Released in 1971, With Love underscores New York native Ralfi Pagan’s status as one of the most talented singer-songwriters on the Fania roster. This reissue features lacquers cut by Kevin Gray at Cohearent Audio and is pressed on 180-gram vinyl.
With Love is a masterful album that combines cool salsa grooves with Latin soul balladry, boasting powerful compositions by a notable gallery of Latin legends.
Released in 1971, just as Latin soul was reaching a creative apex, the album also underscores Ralfi Pagan’s status as one of the most talented and versatile young singer/songwriters on the impressive Fania roster. Pagan died under mysterious circumstances in 1978. The reissue of this, his best album, is likely to inspire a re-evaluation of his pivotal contribution to U.S. Latin music.
Born in New York, in 1947 of Cuban and Puerto Rican heritage, Pagan was the quintessential Latin performer of his era, who absorbed the exciting hybrid of styles present in New York during the late ’60s and managed to sound equally comfortable performing feverish salsa jams and Latin soul scorchers. There are echoes of funk, R&B, cha cha chá, mambo and jazz in his music, a sophisticated stew of influences placed at the service of his seductive vocalizing. Pagan sounds alternately vulnerable, playful and self-assured on the four albums he recorded for Fania - a small output compared to prolific stars like Ray Barretto or Roberto Roena; but in the case of Pagan, every single song he ever recorded boasts the sheen of an instant classic.

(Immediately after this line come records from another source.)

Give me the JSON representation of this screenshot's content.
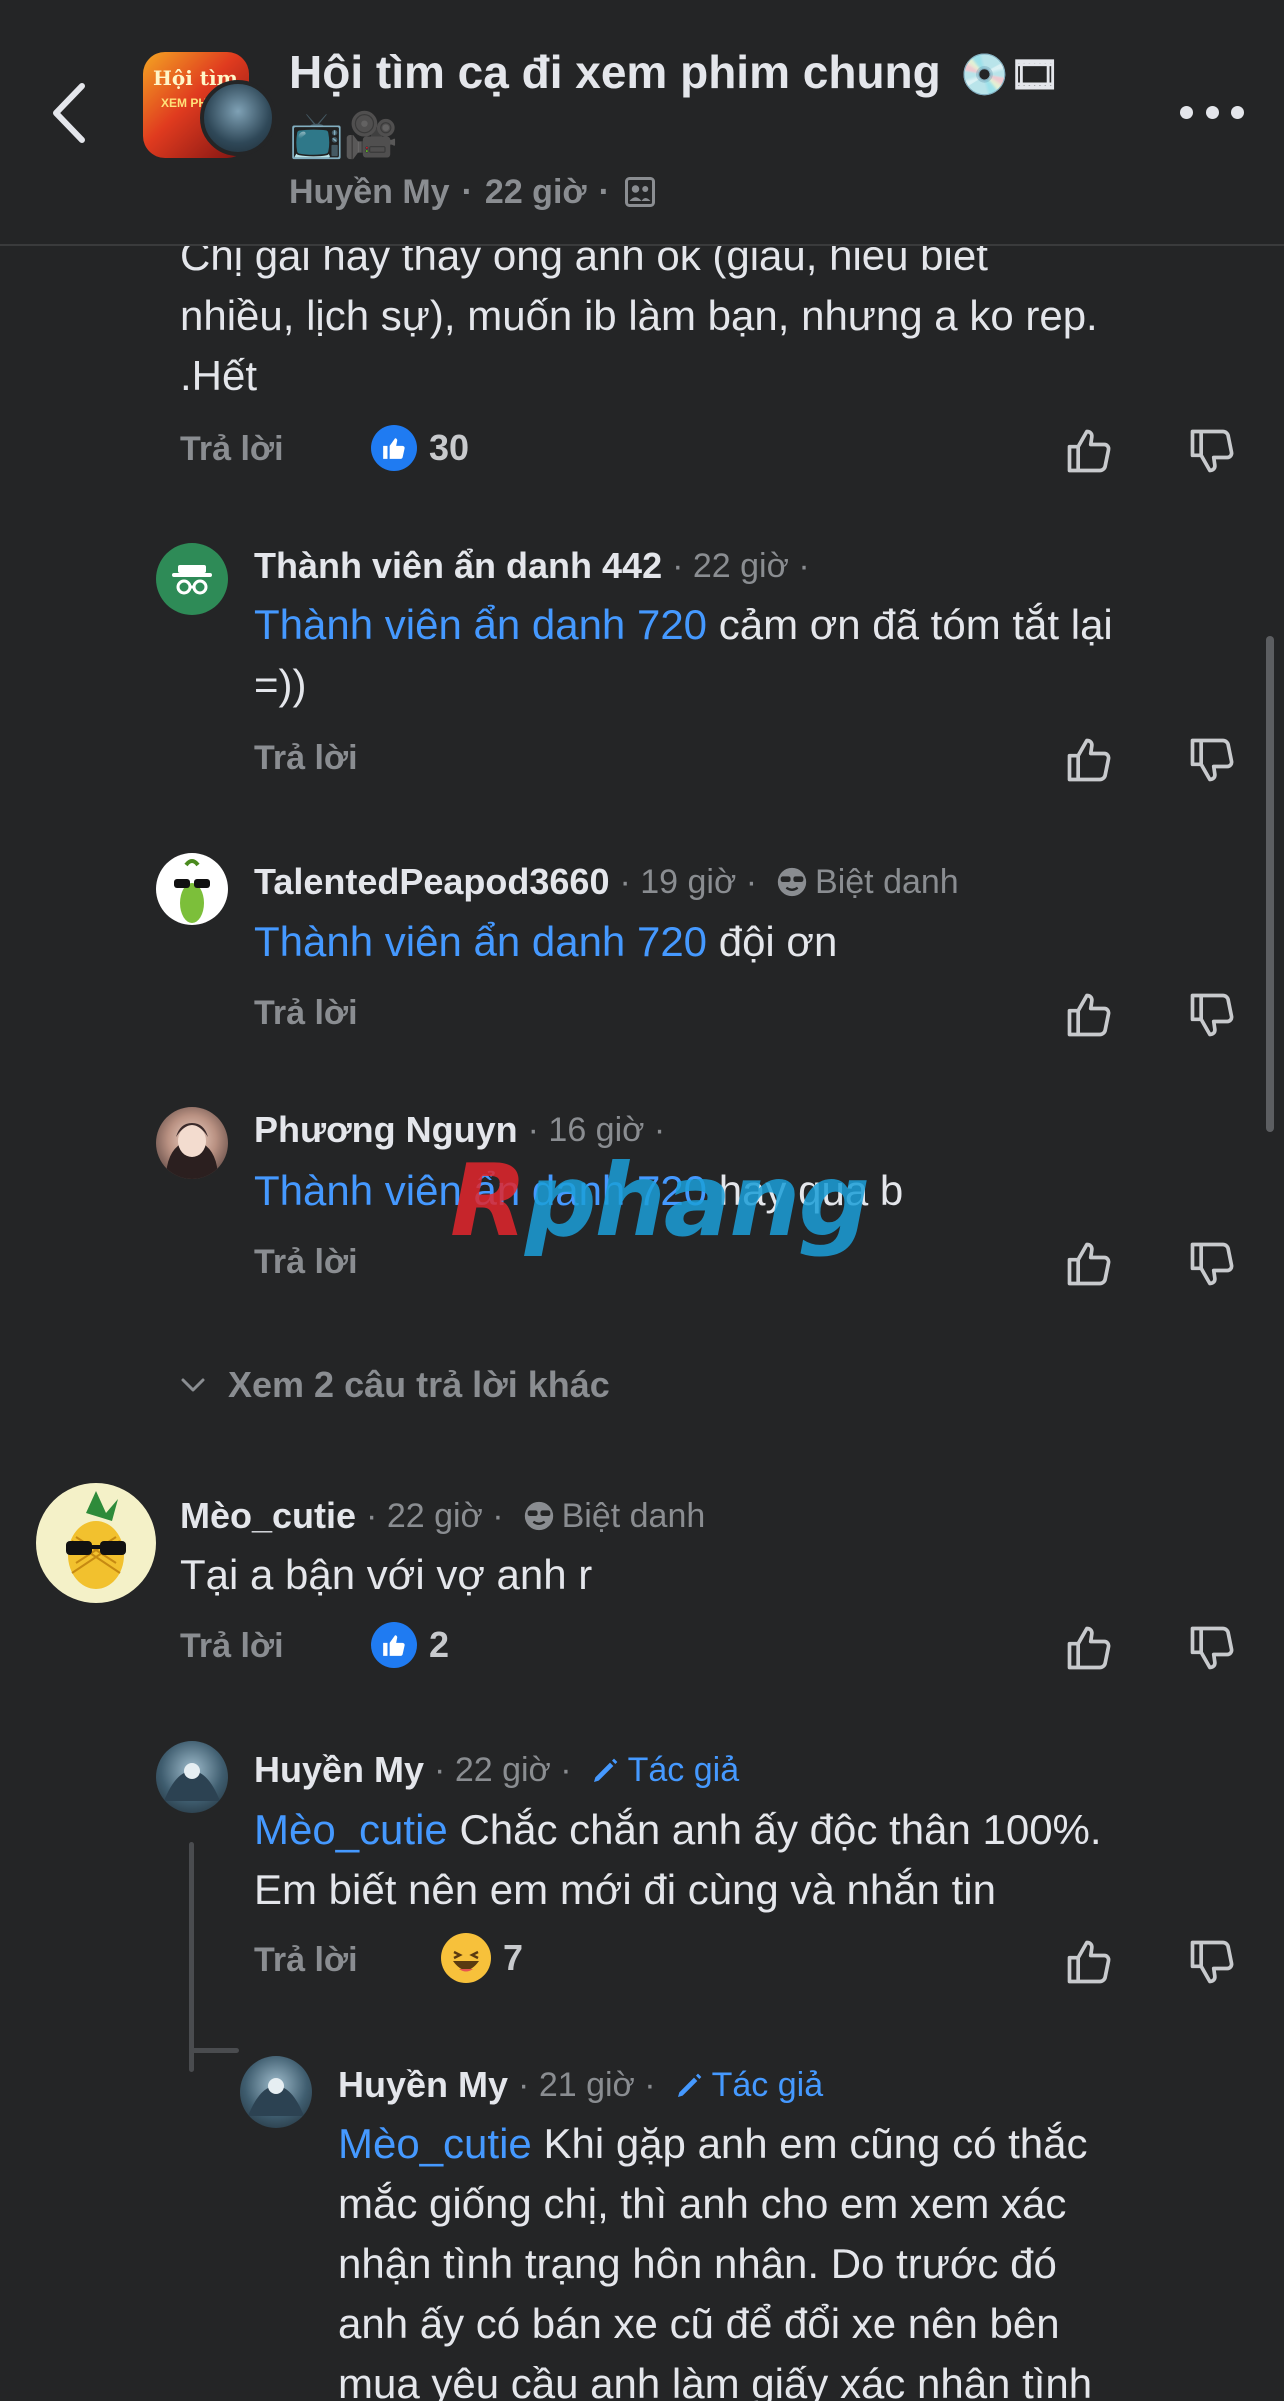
{
  "header": {
    "title": "Hội tìm cạ đi xem phim chung",
    "title_emojis": "💿🎞",
    "title_emojis_line2": "📺🎥",
    "author": "Huyền My",
    "time": "22 giờ",
    "group_avatar_text": "Hội tìm",
    "group_avatar_sub": "XEM PHIM C"
  },
  "first_comment": {
    "text_line1": "Chị gái hay thấy ông anh ok (giàu, hiểu biết",
    "text_line2": "nhiều, lịch sự), muốn ib làm bạn, nhưng a ko rep.",
    "text_line3": ".Hết",
    "reply": "Trả lời",
    "reaction_count": "30"
  },
  "comments": [
    {
      "name": "Thành viên ẩn danh 442",
      "meta": "· 22 giờ ·",
      "mention": "Thành viên ẩn danh 720",
      "text": " cảm ơn đã tóm tắt lại",
      "text_line2": "=))",
      "reply": "Trả lời"
    },
    {
      "name": "TalentedPeapod3660",
      "meta": "· 19 giờ ·",
      "tag": "Biệt danh",
      "mention": "Thành viên ẩn danh 720",
      "text": " đội ơn",
      "reply": "Trả lời"
    },
    {
      "name": "Phương Nguyn",
      "meta": "· 16 giờ ·",
      "mention": "Thành viên ẩn danh 720",
      "text": " hay qua b",
      "reply": "Trả lời"
    }
  ],
  "more_replies": "Xem 2 câu trả lời khác",
  "meo_comment": {
    "name": "Mèo_cutie",
    "meta": "· 22 giờ ·",
    "tag": "Biệt danh",
    "text": "Tại a bận với vợ anh r",
    "reply": "Trả lời",
    "reaction_count": "2"
  },
  "huyen_reply1": {
    "name": "Huyền My",
    "meta": "· 22 giờ ·",
    "tag": "Tác giả",
    "mention": "Mèo_cutie",
    "text": " Chắc chắn anh ấy độc thân 100%.",
    "text_line2": "Em biết nên em mới đi cùng và nhắn tin",
    "reply": "Trả lời",
    "reaction_count": "7"
  },
  "huyen_reply2": {
    "name": "Huyền My",
    "meta": "· 21 giờ ·",
    "tag": "Tác giả",
    "mention": "Mèo_cutie",
    "text": " Khi gặp anh em cũng có thắc",
    "text_line2": "mắc giống chị, thì anh cho em xem xác",
    "text_line3": "nhận tình trạng hôn nhân. Do trước đó",
    "text_line4": "anh ấy có bán xe cũ để đổi xe nên bên",
    "text_line5": "mua yêu cầu anh làm giấy xác nhận tình"
  },
  "watermark": {
    "part1": "R",
    "part2": "phang"
  },
  "colors": {
    "background": "#242526",
    "mention": "#4599ff",
    "like": "#1f7bf2",
    "muted": "#8a8d91"
  }
}
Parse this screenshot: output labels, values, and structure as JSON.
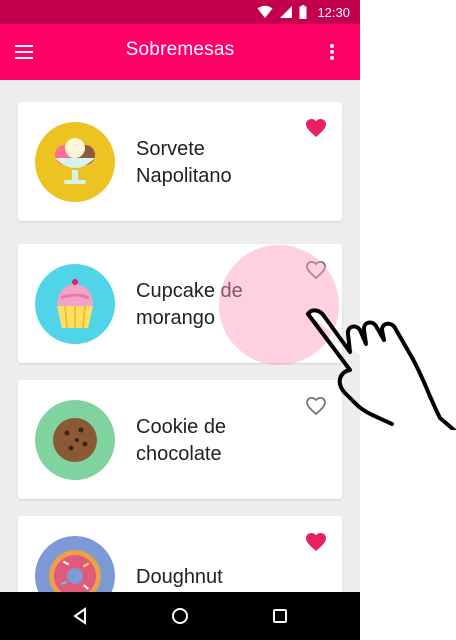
{
  "status_bar": {
    "time": "12:30"
  },
  "app_bar": {
    "title": "Sobremesas"
  },
  "items": [
    {
      "name_line1": "Sorvete",
      "name_line2": "Napolitano",
      "favorite": true,
      "icon": "ice-cream-icon",
      "bg": "#ecc320"
    },
    {
      "name_line1": "Cupcake de",
      "name_line2": "morango",
      "favorite": false,
      "icon": "cupcake-icon",
      "bg": "#4fd4e8"
    },
    {
      "name_line1": "Cookie de",
      "name_line2": "chocolate",
      "favorite": false,
      "icon": "cookie-icon",
      "bg": "#7ed39e"
    },
    {
      "name_line1": "Doughnut",
      "name_line2": "",
      "favorite": true,
      "icon": "doughnut-icon",
      "bg": "#7d9ad6"
    }
  ],
  "colors": {
    "primary": "#ff0066",
    "status": "#c2004e",
    "favorite": "#e91e63"
  }
}
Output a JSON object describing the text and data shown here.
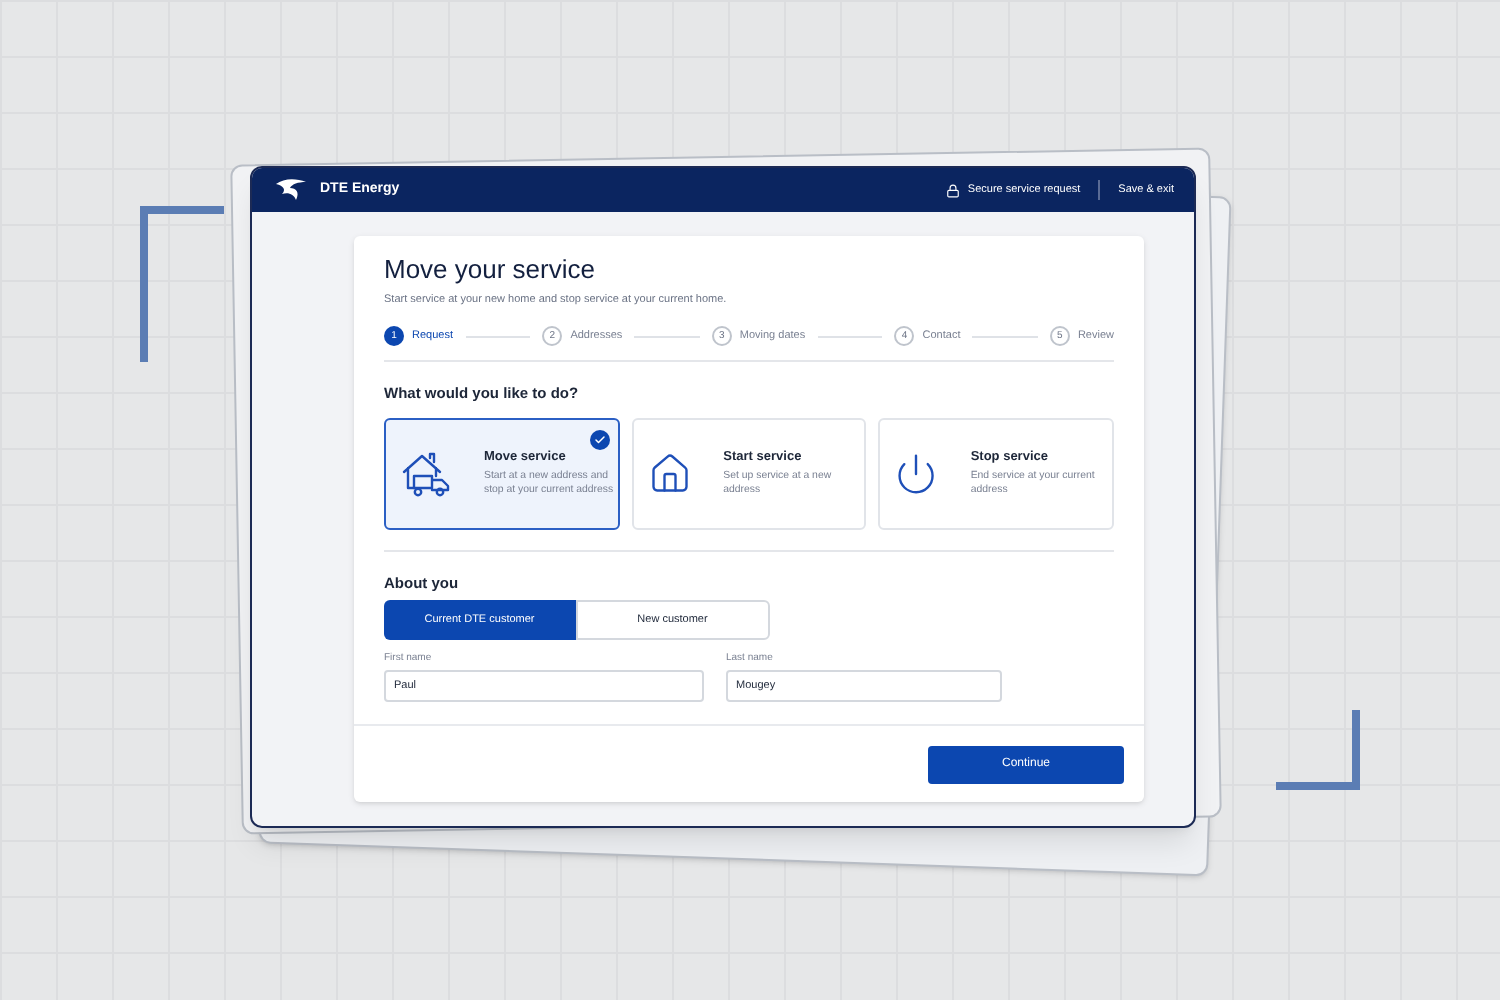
{
  "header": {
    "brand": "DTE Energy",
    "secure_label": "Secure service request",
    "save_exit": "Save & exit"
  },
  "page": {
    "title": "Move your service",
    "subtitle": "Start service at your new home and stop service at your current home."
  },
  "steps": [
    {
      "number": "1",
      "label": "Request",
      "selected": true
    },
    {
      "number": "2",
      "label": "Addresses",
      "selected": false
    },
    {
      "number": "3",
      "label": "Moving dates",
      "selected": false
    },
    {
      "number": "4",
      "label": "Contact",
      "selected": false
    },
    {
      "number": "5",
      "label": "Review",
      "selected": false
    }
  ],
  "question": "What would you like to do?",
  "options": [
    {
      "kind": "move",
      "title": "Move service",
      "description": "Start at a new address and stop at your current address",
      "selected": true
    },
    {
      "kind": "start",
      "title": "Start service",
      "description": "Set up service at a new address",
      "selected": false
    },
    {
      "kind": "stop",
      "title": "Stop service",
      "description": "End service at your current address",
      "selected": false
    }
  ],
  "about": {
    "heading": "About you",
    "customer_types": [
      {
        "label": "Current DTE customer",
        "selected": true
      },
      {
        "label": "New customer",
        "selected": false
      }
    ]
  },
  "fields": [
    {
      "label": "First name",
      "value": "Paul"
    },
    {
      "label": "Last name",
      "value": "Mougey"
    }
  ],
  "continue_button": "Continue"
}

The ten tracks on With Love juxtapose the nimble spirit of traditional salsa with the nocturnal moods of honeyed Latin soul. Besides Pagan himself, a natural ballad songwriter - the sessions' composers include none other than recording director Johnny Pacheco, producer and hitmaker Harvey Averne, boogaloo pioneer Joe Bataan and Puerto Rican master Tite Curet Alonso. No wonder every single number feels like a classic. From the patterned airy vibes and crisp timbales on opening cut “Mi Chamaco” to the lovely doo-wop harmonies of “Negrona” and the nostalgic undertones of “To Say I Love You,” this is the kind of album that demands to be enjoyed in one sitting, from beginning to end.
Most importantly, the album includes Pagan’s greatest hit, a highly original take on the Bread anthem “Make It With You,” laced with Santana-like guitar licks, a funky bass line and silky female vocals. Pagan’s sweet falsetto did wonders with this David Gates standard, and his version of “Make It With You” peaked at a respectable 32 on Billboard’s R&B chart in 1971. It also landed Ralfi an appearance on the nationally syndicated television show Soul Train - one of the first Latin artists to appear in this revered program.
Pagan was the rare kind of artist who treated his newly found fame with respect. He kept his voice in excellent shape, delved into traditional salsa and Latin disco, and eventually moved to Los Angeles, where he became a celebrity in the local concert circuit. Sadly, a trip to Colombia ended in tragedy and Pagan was murdered under unclear circumstances. The mystery was never solved and his absence from the tropical scene relegated his legacy to the memory of devoted record collectors. Now, the reissue of this extraordinary album will probably ignite renewed interest in the remarkable beauty of his musical output.